Elizabeth Smith wins best Oral Presentation at the 24th Conference on Numerical Weather Prediction

Elizabeth Smith, a graduate student within the School of Meteorology, gave a presentation at the 2017 AMS (American Meteorological Society) Annual Meeting that was selected 1st place among oral presentations from all the student entries to the 24th Conference on Numerical Weather Prediction.

Smith’s Presentation was titled “The Great Plains Low-Level Jet During PECAN: Initial Comparisons of Profiling Observations with WRF Model Predictions”. A $200 prize also came with the award.

“I’m quite honored to receive this award from the AMS and excited to have been given the opportunity to share my work with others in the field.”

This was not Smith’s first time to attend AMS. She has attended every AMS meeting since 2012 and has been active within the society including chairing the Local Chapter Affairs Committee this past term. This is her first oral presentation award. She also won a weather-ready nation poster award at AMS in 2014.

Smith touts her undergraduate classes as the reason for pursuing her topic of research.  

I took a mesoscale class in undergrad and expected my favorite part of the class to be tornadoes and supercells, but one day my professor put up the Stull diagram of the evolution of the boundary layer from day to night, and I was hooked! The low-level jet is so amazing to me because it is the phenomenon that goes on just over our heads, and we often don’t even realize the winds are zipping up there!”

Smith is a hands-on type of person, who enjoys going out into the field.

“Outside of the boundary layer, I find mesoscale interactions fascinating. My favorite type of research work so far is field work! Nothing beats getting to actually measure the things you learn about in class!”

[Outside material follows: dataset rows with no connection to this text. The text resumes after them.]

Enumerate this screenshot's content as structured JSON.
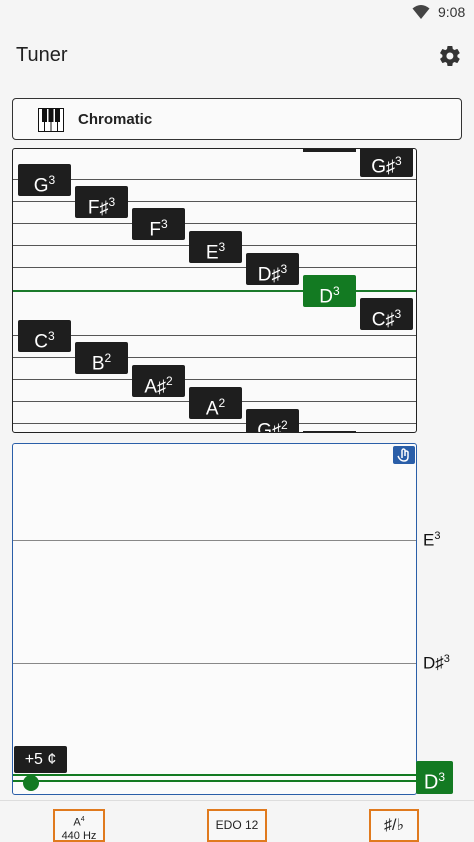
{
  "status_bar": {
    "time": "9:08",
    "wifi_icon": "wifi-icon"
  },
  "app_bar": {
    "title": "Tuner",
    "settings_icon": "gear-icon"
  },
  "instrument": {
    "label": "Chromatic",
    "icon": "piano-icon"
  },
  "staff_notes": [
    {
      "name": "G",
      "octave": "3",
      "accidental": "",
      "active": false
    },
    {
      "name": "F",
      "octave": "3",
      "accidental": "♯",
      "active": false
    },
    {
      "name": "F",
      "octave": "3",
      "accidental": "",
      "active": false
    },
    {
      "name": "E",
      "octave": "3",
      "accidental": "",
      "active": false
    },
    {
      "name": "D",
      "octave": "3",
      "accidental": "♯",
      "active": false
    },
    {
      "name": "D",
      "octave": "3",
      "accidental": "",
      "active": true
    },
    {
      "name": "C",
      "octave": "3",
      "accidental": "♯",
      "active": false
    },
    {
      "name": "C",
      "octave": "3",
      "accidental": "",
      "active": false
    },
    {
      "name": "B",
      "octave": "2",
      "accidental": "",
      "active": false
    },
    {
      "name": "A",
      "octave": "2",
      "accidental": "♯",
      "active": false
    },
    {
      "name": "A",
      "octave": "2",
      "accidental": "",
      "active": false
    },
    {
      "name": "G",
      "octave": "2",
      "accidental": "♯",
      "active": false
    },
    {
      "name": "G",
      "octave": "3",
      "accidental": "♯",
      "active": false
    }
  ],
  "graph": {
    "cents_deviation": "+5 ¢",
    "labels": [
      {
        "name": "E",
        "octave": "3",
        "accidental": ""
      },
      {
        "name": "D",
        "octave": "3",
        "accidental": "♯"
      },
      {
        "name": "D",
        "octave": "3",
        "accidental": ""
      }
    ],
    "touch_icon": "hand-pointer-icon"
  },
  "bottom_bar": {
    "reference_note": "A",
    "reference_octave": "4",
    "reference_freq": "440 Hz",
    "temperament": "EDO 12",
    "accidental_toggle": "♯/♭"
  },
  "colors": {
    "accent": "#137a22",
    "graph_border": "#2a5ea8",
    "button_border": "#e07a1e"
  }
}
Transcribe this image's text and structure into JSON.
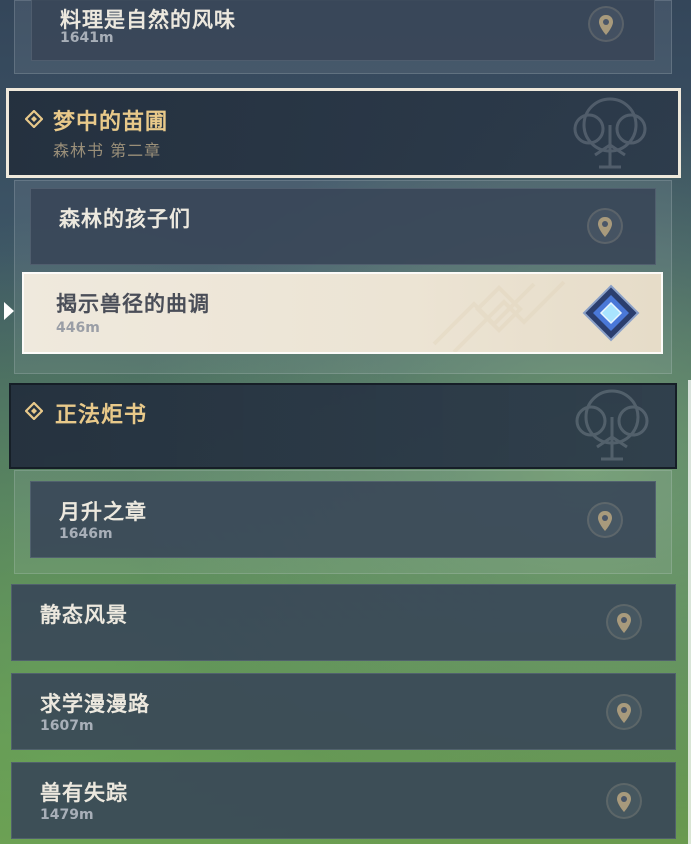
{
  "quests": {
    "top_item": {
      "title": "料理是自然的风味",
      "distance": "1641m"
    },
    "chapter1": {
      "title": "梦中的苗圃",
      "subtitle": "森林书 第二章"
    },
    "item_forest_children": {
      "title": "森林的孩子们"
    },
    "item_selected": {
      "title": "揭示兽径的曲调",
      "distance": "446m"
    },
    "chapter2": {
      "title": "正法炬书"
    },
    "item_moonrise": {
      "title": "月升之章",
      "distance": "1646m"
    },
    "item_static": {
      "title": "静态风景"
    },
    "item_study": {
      "title": "求学漫漫路",
      "distance": "1607m"
    },
    "item_lost": {
      "title": "兽有失踪",
      "distance": "1479m"
    }
  },
  "colors": {
    "gold": "#e8c98a",
    "selected_bg": "#efe9dd",
    "marker_blue": "#5a8fe0"
  },
  "icons": [
    "location-pin-icon",
    "chapter-diamond-icon",
    "tree-emblem-icon",
    "quest-marker-icon"
  ]
}
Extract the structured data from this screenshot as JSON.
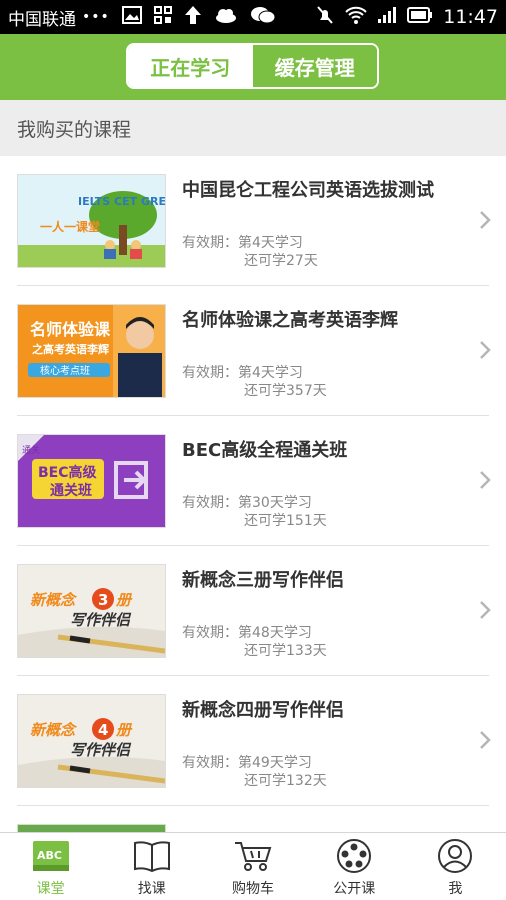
{
  "status_bar": {
    "carrier": "中国联通",
    "dots": "•••",
    "time": "11:47"
  },
  "header": {
    "tabs": [
      {
        "label": "正在学习",
        "active": true
      },
      {
        "label": "缓存管理",
        "active": false
      }
    ],
    "accent_color": "#7bc043"
  },
  "section": {
    "title": "我购买的课程"
  },
  "courses": [
    {
      "title": "中国昆仑工程公司英语选拔测试",
      "valid": "有效期：第4天学习",
      "remain": "还可学27天",
      "thumb": {
        "banner": "一人一课堂",
        "words": "IELTS CET GRE"
      }
    },
    {
      "title": "名师体验课之高考英语李辉",
      "valid": "有效期：第4天学习",
      "remain": "还可学357天",
      "thumb": {
        "line1": "名师体验课",
        "line2": "之高考英语李辉",
        "line3": "核心考点班"
      }
    },
    {
      "title": "BEC高级全程通关班",
      "valid": "有效期：第30天学习",
      "remain": "还可学151天",
      "thumb": {
        "corner": "通关",
        "line1": "BEC高级",
        "line2": "通关班"
      }
    },
    {
      "title": "新概念三册写作伴侣",
      "valid": "有效期：第48天学习",
      "remain": "还可学133天",
      "thumb": {
        "line1a": "新概念",
        "num": "3",
        "line1b": "册",
        "line2": "写作伴侣"
      }
    },
    {
      "title": "新概念四册写作伴侣",
      "valid": "有效期：第49天学习",
      "remain": "还可学132天",
      "thumb": {
        "line1a": "新概念",
        "num": "4",
        "line1b": "册",
        "line2": "写作伴侣"
      }
    }
  ],
  "bottom_nav": [
    {
      "label": "课堂",
      "icon": "abc-book-icon",
      "active": true,
      "icon_text": "ABC"
    },
    {
      "label": "找课",
      "icon": "open-book-icon",
      "active": false
    },
    {
      "label": "购物车",
      "icon": "cart-icon",
      "active": false
    },
    {
      "label": "公开课",
      "icon": "film-reel-icon",
      "active": false
    },
    {
      "label": "我",
      "icon": "person-icon",
      "active": false
    }
  ]
}
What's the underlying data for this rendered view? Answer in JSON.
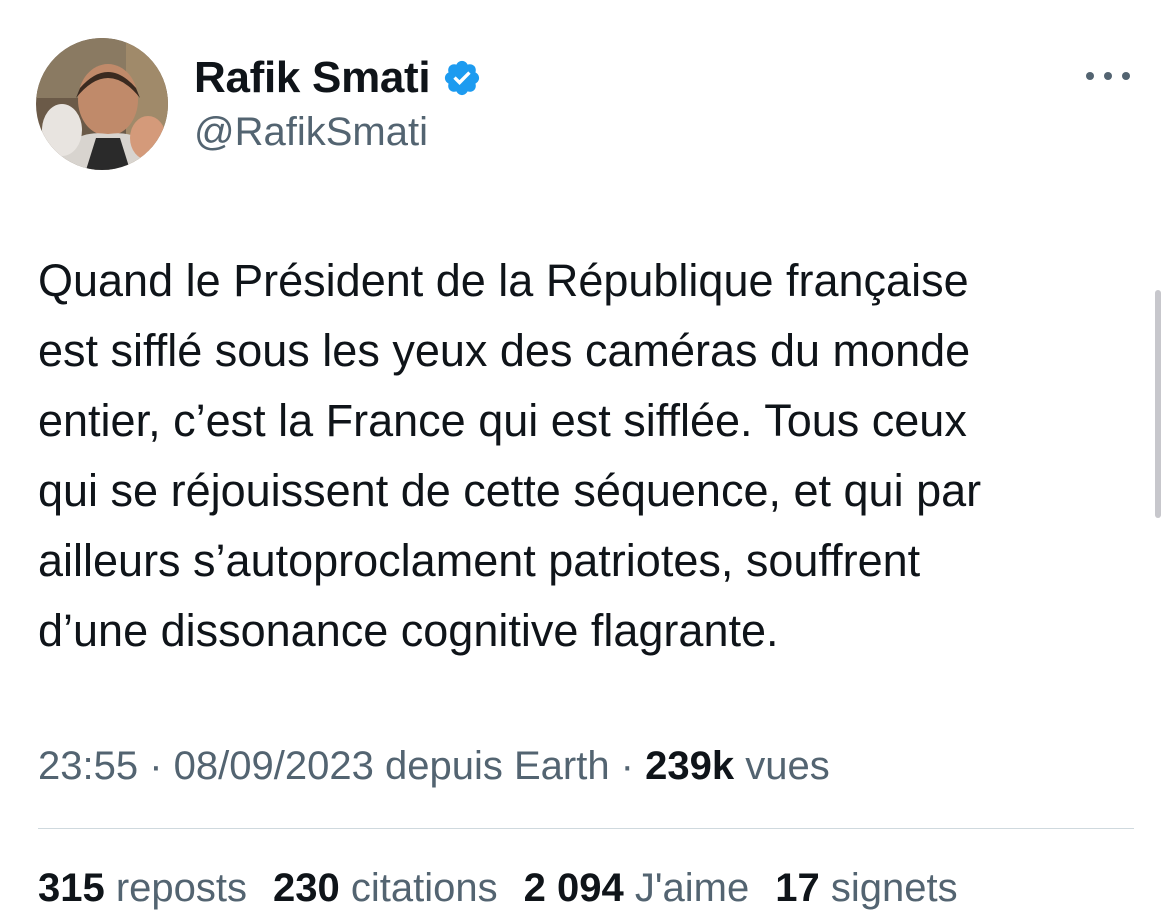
{
  "author": {
    "display_name": "Rafik Smati",
    "handle": "@RafikSmati",
    "verified": true
  },
  "tweet": {
    "lines": [
      "Quand le Président de la République française",
      "est sifflé sous les yeux des caméras du monde",
      "entier, c’est la France qui est sifflée. Tous ceux",
      "qui se réjouissent de cette séquence, et qui par",
      "ailleurs s’autoproclament patriotes, souffrent",
      "d’une dissonance cognitive flagrante."
    ]
  },
  "meta": {
    "time": "23:55",
    "sep1": " · ",
    "date": "08/09/2023",
    "source": " depuis Earth",
    "sep2": " · ",
    "views_count": "239k",
    "views_label": " vues"
  },
  "stats": {
    "reposts_count": "315",
    "reposts_label": " reposts",
    "quotes_count": "230",
    "quotes_label": " citations",
    "likes_count": "2 094",
    "likes_label": " J'aime",
    "bookmarks_count": "17",
    "bookmarks_label": " signets"
  },
  "icons": {
    "verified": "verified-badge-icon",
    "more": "more-options-icon"
  },
  "colors": {
    "text": "#0f1419",
    "secondary": "#536471",
    "verified": "#1d9bf0",
    "divider": "#cfd9de"
  }
}
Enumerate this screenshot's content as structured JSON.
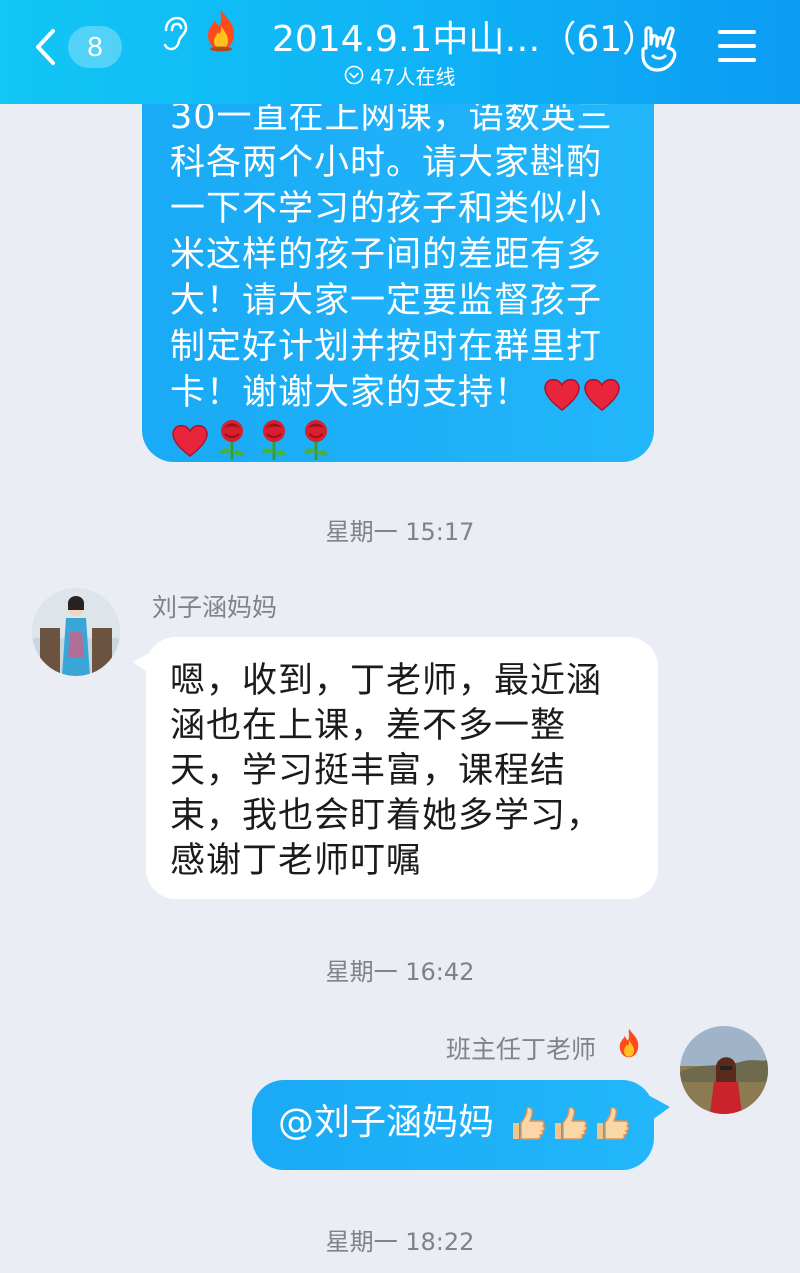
{
  "header": {
    "back_count": "8",
    "title": "2014.9.1中山…（61）",
    "online": "47人在线"
  },
  "messages": [
    {
      "text": "30一直在上网课，语数英三科各两个小时。请大家斟酌一下不学习的孩子和类似小米这样的孩子间的差距有多大！请大家一定要监督孩子制定好计划并按时在群里打卡！谢谢大家的支持！"
    },
    {
      "time": "星期一 15:17",
      "sender": "刘子涵妈妈",
      "text": "嗯，收到，丁老师，最近涵涵也在上课，差不多一整天，学习挺丰富，课程结束，我也会盯着她多学习，感谢丁老师叮嘱"
    },
    {
      "time": "星期一 16:42",
      "sender": "班主任丁老师",
      "text": "@刘子涵妈妈"
    },
    {
      "time": "星期一 18:22"
    }
  ],
  "colors": {
    "header_start": "#12c6f5",
    "header_end": "#0c9cf3",
    "bubble_blue": "#1aaaf6",
    "background": "#ebedf5"
  }
}
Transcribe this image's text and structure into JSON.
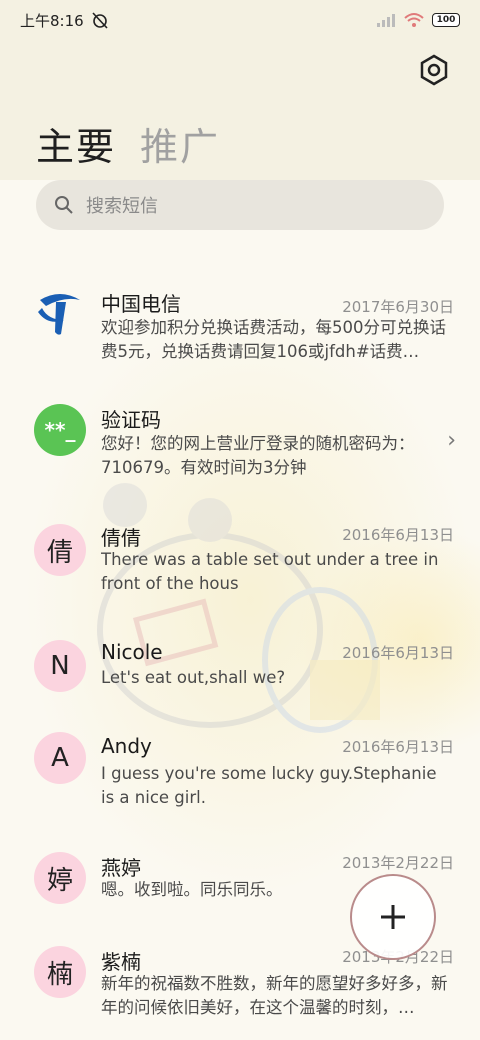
{
  "status_bar": {
    "time": "上午8:16",
    "battery": "100"
  },
  "tabs": [
    {
      "label": "主要",
      "active": true
    },
    {
      "label": "推广",
      "active": false
    }
  ],
  "search": {
    "placeholder": "搜索短信"
  },
  "icons": {
    "settings": "settings-hex-icon",
    "search": "search-icon",
    "compose": "plus-icon"
  },
  "colors": {
    "avatar_pink": "#fbd4df",
    "avatar_green": "#5ac454",
    "telecom_blue": "#1a5fb4",
    "fab_border": "#b98b8b"
  },
  "messages": [
    {
      "name": "中国电信",
      "date": "2017年6月30日",
      "preview": "欢迎参加积分兑换话费活动，每500分可兑换话费5元，兑换话费请回复106或jfdh#话费…",
      "avatar": "",
      "avatar_type": "telecom-logo"
    },
    {
      "name": "验证码",
      "date": "",
      "preview": "您好！您的网上营业厅登录的随机密码为：710679。有效时间为3分钟",
      "avatar": "**_",
      "avatar_type": "green"
    },
    {
      "name": "倩倩",
      "date": "2016年6月13日",
      "preview": "There was a table set out under a tree in front of the hous",
      "avatar": "倩",
      "avatar_type": "pink"
    },
    {
      "name": "Nicole",
      "date": "2016年6月13日",
      "preview": "Let's eat out,shall we?",
      "avatar": "N",
      "avatar_type": "pink"
    },
    {
      "name": "Andy",
      "date": "2016年6月13日",
      "preview": "I guess you're some lucky guy.Stephanie is a nice girl.",
      "avatar": "A",
      "avatar_type": "pink"
    },
    {
      "name": "燕婷",
      "date": "2013年2月22日",
      "preview": "嗯。收到啦。同乐同乐。",
      "avatar": "婷",
      "avatar_type": "pink"
    },
    {
      "name": "紫楠",
      "date": "2013年2月22日",
      "preview": "新年的祝福数不胜数，新年的愿望好多好多，新年的问候依旧美好，在这个温馨的时刻，…",
      "avatar": "楠",
      "avatar_type": "pink"
    }
  ]
}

Smith is part of the BLISS (Find out more about OU-BLISS here: BLISS) research group, which always helps and assists her work. Her coauthors were Petra Klein, Evgeni Fedorovich, and Jeremy Gibbs. Dave Turner and Josh Gebauer were also helpful with the work.

This year, The AMS Annual Meeting was held in Seattle, WA. The cloudy west coast town saw many first-time visitors for the conference, including Smith.

“This was my first time to Seattle. The weather was so beautiful during AMS, I loved the views. And the chowder wasn’t half bad!”

Smith hopes to one day soon become a professor. She encourages everyone who presents to remember that you, the presenter, are the expert when it comes to your work.

“I love to learn as much as I love the weather, so continuing my education was a natural choice for me. I hope to one day be able to continue this exchange of knowledge as a professor. Presentations can be intimidating to students, but the important thing to remember is that you are the best expert on your work!”

Congratulations Elizabeth! The School is so proud of you!